The question whether semantics is a normative discipline can be formulated as a question about the meaning of the word “means”. If I assert, “The word ‘gatto’ in Italian means cat,” what have I done? The naturalist about meaning claims that I have asserted that a certain natural relation obtains between Italian speakers’ tokens of “gatto” and cats. Or at least, I have asserted something about the way Italian speakers use the word “gatto”, which way presumably has something to do with cats. The normativist claims, on the contrary, that what I have said is that in speaking Italian one ought to use the word “gatto” in a certain way, which way has something to do with cats. What I have done is endorse a certain proposal about how to use the word, which, if accepted, will have normative force.
|Keywords||No keywords specified (fix it)|
|Categories||categorize this paper)|
References found in this work BETA
No references found.
Citations of this work BETA
Neo-Pragmatist (Practice-Based) Theories of Meaning.Ronald Loeffler - 2009 - Philosophy Compass 4 (1):197-218.
Similar books and articles
Good Intentions and Bad Words.Frank C. Keil - 2001 - Behavioral and Brain Sciences 24 (6):1110-1111.
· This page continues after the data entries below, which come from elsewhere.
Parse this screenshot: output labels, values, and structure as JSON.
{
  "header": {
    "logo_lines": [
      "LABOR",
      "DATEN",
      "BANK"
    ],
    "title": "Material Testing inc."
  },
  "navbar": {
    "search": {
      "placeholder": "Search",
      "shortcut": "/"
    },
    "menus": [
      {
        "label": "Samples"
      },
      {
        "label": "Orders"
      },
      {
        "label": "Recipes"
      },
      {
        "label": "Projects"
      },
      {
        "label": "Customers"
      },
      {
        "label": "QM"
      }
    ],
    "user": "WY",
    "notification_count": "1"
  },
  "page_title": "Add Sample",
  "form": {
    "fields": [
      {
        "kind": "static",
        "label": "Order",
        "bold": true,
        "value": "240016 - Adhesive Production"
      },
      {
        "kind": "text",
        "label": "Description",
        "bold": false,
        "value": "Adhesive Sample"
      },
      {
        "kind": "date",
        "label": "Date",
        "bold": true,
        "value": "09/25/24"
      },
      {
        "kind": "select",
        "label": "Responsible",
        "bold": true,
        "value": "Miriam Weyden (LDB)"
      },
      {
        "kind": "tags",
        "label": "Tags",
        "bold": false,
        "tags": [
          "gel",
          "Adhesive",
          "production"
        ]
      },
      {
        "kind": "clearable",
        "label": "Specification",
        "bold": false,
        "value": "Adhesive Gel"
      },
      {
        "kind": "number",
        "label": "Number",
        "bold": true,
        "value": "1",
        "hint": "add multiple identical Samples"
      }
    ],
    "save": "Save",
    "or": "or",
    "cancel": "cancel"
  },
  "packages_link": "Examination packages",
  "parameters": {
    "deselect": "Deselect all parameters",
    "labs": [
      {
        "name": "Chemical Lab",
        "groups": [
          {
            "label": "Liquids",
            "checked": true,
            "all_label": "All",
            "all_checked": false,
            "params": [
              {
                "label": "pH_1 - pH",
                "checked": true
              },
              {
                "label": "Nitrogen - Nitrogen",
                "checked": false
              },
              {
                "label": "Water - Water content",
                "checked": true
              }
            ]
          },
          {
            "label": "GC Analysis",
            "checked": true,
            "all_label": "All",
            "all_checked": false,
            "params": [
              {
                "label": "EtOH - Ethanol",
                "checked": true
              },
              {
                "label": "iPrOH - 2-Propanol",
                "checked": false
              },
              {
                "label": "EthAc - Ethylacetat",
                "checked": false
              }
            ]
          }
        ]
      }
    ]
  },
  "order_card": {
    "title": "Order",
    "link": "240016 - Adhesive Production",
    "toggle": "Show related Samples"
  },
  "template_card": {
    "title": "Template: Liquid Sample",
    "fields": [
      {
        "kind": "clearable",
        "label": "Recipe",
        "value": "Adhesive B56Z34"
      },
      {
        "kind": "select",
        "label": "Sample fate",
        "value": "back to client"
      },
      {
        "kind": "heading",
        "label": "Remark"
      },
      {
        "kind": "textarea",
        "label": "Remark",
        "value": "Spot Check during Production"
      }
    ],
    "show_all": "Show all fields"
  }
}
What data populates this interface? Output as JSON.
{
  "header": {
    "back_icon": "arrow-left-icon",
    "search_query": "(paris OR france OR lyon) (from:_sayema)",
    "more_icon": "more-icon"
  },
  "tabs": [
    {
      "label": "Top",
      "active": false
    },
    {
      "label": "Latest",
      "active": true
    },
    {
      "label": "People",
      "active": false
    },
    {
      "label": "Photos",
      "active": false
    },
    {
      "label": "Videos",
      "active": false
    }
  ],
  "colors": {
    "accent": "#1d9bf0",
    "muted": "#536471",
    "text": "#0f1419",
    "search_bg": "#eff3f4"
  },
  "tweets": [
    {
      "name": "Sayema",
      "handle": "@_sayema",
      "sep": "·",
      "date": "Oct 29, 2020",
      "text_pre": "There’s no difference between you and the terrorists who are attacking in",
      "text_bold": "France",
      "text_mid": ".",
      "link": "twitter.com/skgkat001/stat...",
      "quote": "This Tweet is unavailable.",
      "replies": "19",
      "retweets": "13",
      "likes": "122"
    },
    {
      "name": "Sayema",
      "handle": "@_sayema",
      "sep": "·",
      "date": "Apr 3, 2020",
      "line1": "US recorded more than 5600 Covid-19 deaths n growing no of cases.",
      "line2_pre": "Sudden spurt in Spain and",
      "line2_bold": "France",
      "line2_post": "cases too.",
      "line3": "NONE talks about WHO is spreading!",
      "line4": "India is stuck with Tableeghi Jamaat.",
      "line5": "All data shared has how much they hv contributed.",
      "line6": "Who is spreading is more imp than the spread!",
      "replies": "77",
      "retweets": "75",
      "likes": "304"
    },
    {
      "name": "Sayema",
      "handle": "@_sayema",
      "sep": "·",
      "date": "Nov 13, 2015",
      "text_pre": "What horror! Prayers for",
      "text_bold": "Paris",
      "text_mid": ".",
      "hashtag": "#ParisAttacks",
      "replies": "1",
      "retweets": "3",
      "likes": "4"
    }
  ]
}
Semantic Naturalism and Normativity.Nenad Smokrović - 2002 - Croatian Journal of Philosophy 2 (1):71-81.
The Language of Word Meaning.Pierrette Bouillon & Federica Busa (eds.) - 2001 - Cambridge University Press.
The Illusion of Semantic Reference.Christopher Gauker - 2015 - In Andrea Bianchi (ed.), On Reference. Oxford University Press. pp. 11-39.
Words, Worlds, and Contexts: New Approaches in Word Semantics.Hans-Jürgen Eikmeyer & Hannes Rieser (eds.) - 1981 - W. De Gruyter.
Naturalism, Reduction and Normativity: Pressing From Below.John F. Post - 2006 - Philosophy and Phenomenological Research 73 (1):1–27.
Added to index2009-01-28
Total downloads122 ( #40,351 of 2,177,851 )
Recent downloads (6 months)1 ( #317,245 of 2,177,851 )
How can I increase my downloads?